Warrior Combat Stress Reset Center helps veterans with their mental health needs

From The Dallas Morning News:

Two summers ago, Alexander Onzures was an Army medic assigned to a bomb removal squad in Afghanistan. The mission was to clear roads of improvised explosive devices.

"We had a saying," says Onzures, 24. "Sometimes we find them, and sometimes they find us."

Onzures was in Afghanistan only a month when an IED found his team. The explosion killed one soldier and wounded four others, including Onzures. Temporarily blinded, his back severely injured, he spent months recovering from his injuries.

In the meantime, four friends he'd lived with in Afghanistan were killed by another roadside bomb. By the time Onzures returned to Fort Hood, Texas, he was dealing with full-blown, untreated post-traumatic stress disorder.

"I was very withdrawn," he says. "If I was at work, then I was in a corner by myself. If I was at home, I was in my room, doors locked, lights off."

He tried to numb his physical and emotional pain, taking a daily dose of painkillers prescribed for his back and drinking half a bottle of Jack Daniels every night. Finally, a friend and fellow soldier suggested he enroll in a special program for soldiers with PTSD called Warrior Combat Stress Reset Center.

"He knew I was hurting," Onzures says. "He was a very good friend."

Opened in August 2008, the three-week program focuses on one of the core problems of PTSD – hyper-arousal, a state of mind that feels like a "stuck fire alarm," in which every situation seems to pose a threat, says Jerry Wesch, a clinical psychologist with the Fort Hood program. Hyper-arousal leads to avoidance behavior and social isolation, he says. Treatment combines traditional and alternative therapies, including counseling, biofeedback, breathing exercises, yoga and acupuncture.

Onzures' case had a positive outcome. But the military still says it falls short of meeting the mental health needs of all active-duty soldiers and veterans who need help.

Even Fort Hood, the country's largest base with 50,000 soldiers, is scrambling to meet the demand for services. Though Fort Hood offers a broad range of mental health services, it still must rely on local hospitals in Central Texas, such as Scott & White Healthcare, as well as independent therapists, to meet the needs of its military community, which includes more than 100,000 family members.

"We are not able to serve the entire population. So we are relying on our partners in the community to help provide some of that care," says Dr. Adam Borah, chief of Fort Hood's Resiliency and Restoration Center, which provides on-base outpatient mental health services. "We're lucky we have a relatively speaking robust network of community providers we can rely upon."

Nearly 20 percent of all combat veterans from the Iraq and Afghanistan wars – about 360,000 in all – report symptoms of PTSD and depression.
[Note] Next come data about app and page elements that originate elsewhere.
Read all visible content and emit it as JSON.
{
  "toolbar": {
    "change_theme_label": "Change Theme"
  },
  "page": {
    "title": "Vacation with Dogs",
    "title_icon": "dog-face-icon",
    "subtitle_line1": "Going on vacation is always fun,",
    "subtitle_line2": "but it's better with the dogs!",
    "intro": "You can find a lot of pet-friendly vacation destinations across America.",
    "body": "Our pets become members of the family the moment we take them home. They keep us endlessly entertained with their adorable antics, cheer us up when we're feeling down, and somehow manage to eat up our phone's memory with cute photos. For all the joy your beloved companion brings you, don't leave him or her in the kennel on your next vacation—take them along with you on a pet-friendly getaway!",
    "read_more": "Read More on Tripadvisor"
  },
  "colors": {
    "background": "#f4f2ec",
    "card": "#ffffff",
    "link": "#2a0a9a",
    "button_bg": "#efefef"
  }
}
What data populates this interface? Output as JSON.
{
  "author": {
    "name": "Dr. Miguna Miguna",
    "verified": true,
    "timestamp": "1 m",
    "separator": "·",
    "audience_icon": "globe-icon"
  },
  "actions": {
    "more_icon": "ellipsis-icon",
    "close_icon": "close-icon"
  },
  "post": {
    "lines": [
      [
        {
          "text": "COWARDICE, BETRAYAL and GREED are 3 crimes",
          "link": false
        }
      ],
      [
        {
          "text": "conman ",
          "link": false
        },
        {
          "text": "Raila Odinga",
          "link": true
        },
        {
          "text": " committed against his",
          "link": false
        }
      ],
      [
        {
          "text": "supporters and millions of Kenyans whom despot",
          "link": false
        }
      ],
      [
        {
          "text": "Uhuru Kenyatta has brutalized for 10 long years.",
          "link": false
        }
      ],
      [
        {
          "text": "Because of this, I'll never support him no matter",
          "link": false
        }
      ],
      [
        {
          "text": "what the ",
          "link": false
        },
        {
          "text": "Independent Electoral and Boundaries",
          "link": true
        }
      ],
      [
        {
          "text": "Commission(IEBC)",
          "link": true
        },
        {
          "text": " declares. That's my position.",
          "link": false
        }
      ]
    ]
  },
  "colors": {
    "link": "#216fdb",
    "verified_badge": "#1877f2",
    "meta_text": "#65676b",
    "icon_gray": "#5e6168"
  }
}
Yet only a little over half of those have sought treatment, according to a study by Rand Corp. Many cite the stigma attached to mental illness for not seeking treatment, saying that doing so might harm their careers.

At Fort Hood, the number of soldiers diagnosed with PTSD has more than doubled – from 1,006 in 2007 to 2,390 through May of this year, according to the Carl R. Darnall Army Medical Center. In recent years, Fort Hood has hired more therapists to try to meet the demands for mental health services and make it easier for soldiers to find help. In January 2007, the Resiliency and Restoration Center had about 80 mental health specialists. As of July 2010, that number had doubled to 161 A year ago, Fort Hood opened a new resiliency center, a one-stop wellness hub. The sprawling campus houses a gym and meeting rooms with a choice of services, including licensed mental health therapists, chaplains, massage and acupuncture.
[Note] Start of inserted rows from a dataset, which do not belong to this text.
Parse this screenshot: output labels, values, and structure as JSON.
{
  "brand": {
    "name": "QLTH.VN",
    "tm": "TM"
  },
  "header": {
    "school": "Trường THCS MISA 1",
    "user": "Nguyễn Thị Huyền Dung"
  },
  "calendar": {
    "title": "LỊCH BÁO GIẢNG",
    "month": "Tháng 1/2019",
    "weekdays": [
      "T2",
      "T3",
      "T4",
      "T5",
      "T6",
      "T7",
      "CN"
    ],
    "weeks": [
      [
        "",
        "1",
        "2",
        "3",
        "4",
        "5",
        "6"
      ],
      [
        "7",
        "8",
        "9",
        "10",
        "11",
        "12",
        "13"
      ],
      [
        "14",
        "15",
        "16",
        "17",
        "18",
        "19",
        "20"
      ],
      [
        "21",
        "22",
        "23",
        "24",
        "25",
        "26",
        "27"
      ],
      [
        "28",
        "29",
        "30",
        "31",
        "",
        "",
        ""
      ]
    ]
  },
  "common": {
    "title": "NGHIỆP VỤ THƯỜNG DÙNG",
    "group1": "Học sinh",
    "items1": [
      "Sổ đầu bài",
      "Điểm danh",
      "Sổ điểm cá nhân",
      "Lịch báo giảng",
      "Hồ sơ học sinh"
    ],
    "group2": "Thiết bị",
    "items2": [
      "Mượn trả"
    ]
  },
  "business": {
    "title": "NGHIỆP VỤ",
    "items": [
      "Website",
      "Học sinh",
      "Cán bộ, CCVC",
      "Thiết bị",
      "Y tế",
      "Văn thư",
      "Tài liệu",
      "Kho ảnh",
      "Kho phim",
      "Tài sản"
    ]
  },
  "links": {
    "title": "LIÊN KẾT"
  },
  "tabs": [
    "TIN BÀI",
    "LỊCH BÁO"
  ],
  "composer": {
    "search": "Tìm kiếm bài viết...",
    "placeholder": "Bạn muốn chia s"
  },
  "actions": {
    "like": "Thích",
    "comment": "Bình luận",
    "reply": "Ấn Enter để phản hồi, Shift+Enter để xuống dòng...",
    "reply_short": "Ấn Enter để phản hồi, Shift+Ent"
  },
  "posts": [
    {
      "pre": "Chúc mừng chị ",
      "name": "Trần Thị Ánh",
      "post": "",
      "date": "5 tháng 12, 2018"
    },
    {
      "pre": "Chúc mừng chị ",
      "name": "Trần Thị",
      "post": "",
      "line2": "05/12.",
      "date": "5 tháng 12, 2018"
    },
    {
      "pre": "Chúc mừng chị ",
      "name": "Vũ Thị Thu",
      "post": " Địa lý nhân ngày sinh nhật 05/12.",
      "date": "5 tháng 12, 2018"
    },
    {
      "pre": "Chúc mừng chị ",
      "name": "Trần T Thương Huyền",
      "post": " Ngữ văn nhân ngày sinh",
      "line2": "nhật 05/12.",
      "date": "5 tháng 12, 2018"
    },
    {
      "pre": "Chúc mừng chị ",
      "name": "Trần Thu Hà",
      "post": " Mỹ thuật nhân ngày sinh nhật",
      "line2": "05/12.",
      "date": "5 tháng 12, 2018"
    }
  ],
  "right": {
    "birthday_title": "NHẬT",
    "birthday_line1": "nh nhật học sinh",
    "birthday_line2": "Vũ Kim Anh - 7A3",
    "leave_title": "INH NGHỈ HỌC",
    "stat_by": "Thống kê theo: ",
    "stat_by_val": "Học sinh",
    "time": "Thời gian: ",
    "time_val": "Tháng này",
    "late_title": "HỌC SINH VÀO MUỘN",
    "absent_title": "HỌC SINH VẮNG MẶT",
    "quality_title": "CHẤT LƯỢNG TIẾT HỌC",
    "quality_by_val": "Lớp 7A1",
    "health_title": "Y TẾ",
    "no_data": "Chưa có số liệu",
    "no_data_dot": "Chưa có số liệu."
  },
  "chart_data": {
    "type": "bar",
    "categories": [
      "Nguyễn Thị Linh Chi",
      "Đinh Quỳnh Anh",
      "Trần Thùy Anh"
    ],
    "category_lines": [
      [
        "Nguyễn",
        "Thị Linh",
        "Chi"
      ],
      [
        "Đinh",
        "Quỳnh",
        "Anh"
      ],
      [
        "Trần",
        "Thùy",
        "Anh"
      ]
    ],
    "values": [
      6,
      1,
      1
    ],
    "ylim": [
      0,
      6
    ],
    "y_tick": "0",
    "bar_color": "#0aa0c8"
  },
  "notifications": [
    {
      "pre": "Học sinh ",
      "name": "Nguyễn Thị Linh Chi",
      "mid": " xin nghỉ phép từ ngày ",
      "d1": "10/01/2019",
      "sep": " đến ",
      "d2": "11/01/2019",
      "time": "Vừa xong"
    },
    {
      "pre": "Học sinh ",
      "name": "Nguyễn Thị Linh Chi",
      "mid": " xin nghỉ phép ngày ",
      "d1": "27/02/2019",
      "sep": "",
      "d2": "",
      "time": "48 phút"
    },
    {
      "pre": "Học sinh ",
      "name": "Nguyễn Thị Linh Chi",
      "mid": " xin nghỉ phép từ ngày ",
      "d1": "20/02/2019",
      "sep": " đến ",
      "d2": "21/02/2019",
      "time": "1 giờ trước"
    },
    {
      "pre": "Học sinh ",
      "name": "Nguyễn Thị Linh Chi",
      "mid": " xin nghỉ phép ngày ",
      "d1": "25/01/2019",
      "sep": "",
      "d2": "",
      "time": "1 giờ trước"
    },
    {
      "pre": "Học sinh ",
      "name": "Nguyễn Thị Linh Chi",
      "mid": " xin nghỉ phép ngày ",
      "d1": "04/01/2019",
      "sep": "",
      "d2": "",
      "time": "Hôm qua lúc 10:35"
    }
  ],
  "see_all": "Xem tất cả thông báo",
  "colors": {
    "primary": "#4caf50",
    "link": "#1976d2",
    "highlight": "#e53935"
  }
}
Increasing numbers of war veterans are leaving active-duty service and returning to their communities. There are 12,038 Iraq and Afghanistan war veterans enrolled in the VA North Texas Health Care System. Various programs, both public and private, are reaching out to them and others who are not yet in the system.

The local VA recently expanded services for recent combat veterans. New community-based clinics have opened in Mesquite, Arlington, Fort Worth and Far North Dallas to supplement services offered by the Dallas VA Medical Center in southeast Dallas.

The VA also has begun offering special classes for spouses and other family members. "When you're dealing with readjustment issues, the role of the family has unfortunately been downplayed in the past," says Michael Heninger, a licensed clinical social worker at the Vet Center in Arlington.

"We are here for families of war-zone veterans," offering classes and services at no cost, Heninger says. "They've already paid the price."